|Cooperative Classification||Y10S220/908, Y10S229/907, B65F2230/15, B65F1/00|
|Nov 10, 1986||AS||Assignment|
Owner name: CARDIOPTIC INC., 2948 EAST SIERRA MADRE BOULEVARD,
Free format text: ASSIGNMENT OF ASSIGNORS INTEREST.;ASSIGNOR:COPELAND, DENNIS J.;REEL/FRAME:004628/0148
Effective date: 19861106
|Sep 18, 1990||REMI||Maintenance fee reminder mailed|
|Oct 9, 1990||SULP||Surcharge for late payment|
|Oct 9, 1990||FPAY||Fee payment|
Year of fee payment: 4
|Sep 27, 1994||REMI||Maintenance fee reminder mailed|
|Feb 19, 1995||LAPS||Lapse for failure to pay maintenance fees|
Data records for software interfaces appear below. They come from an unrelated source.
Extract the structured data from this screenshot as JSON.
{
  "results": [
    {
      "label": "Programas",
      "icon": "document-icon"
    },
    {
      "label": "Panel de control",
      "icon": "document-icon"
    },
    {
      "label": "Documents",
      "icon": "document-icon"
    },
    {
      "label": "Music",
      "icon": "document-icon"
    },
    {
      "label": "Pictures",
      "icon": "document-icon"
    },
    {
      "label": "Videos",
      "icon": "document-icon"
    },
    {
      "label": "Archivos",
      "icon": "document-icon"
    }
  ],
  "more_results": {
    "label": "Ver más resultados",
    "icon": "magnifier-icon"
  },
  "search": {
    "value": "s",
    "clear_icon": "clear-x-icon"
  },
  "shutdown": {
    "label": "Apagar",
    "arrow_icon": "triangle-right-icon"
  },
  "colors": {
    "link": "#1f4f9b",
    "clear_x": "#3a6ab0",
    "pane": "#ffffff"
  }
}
|May 2, 1995||FP||Expired due to failure to pay maintenance fee|
Effective date: 19950222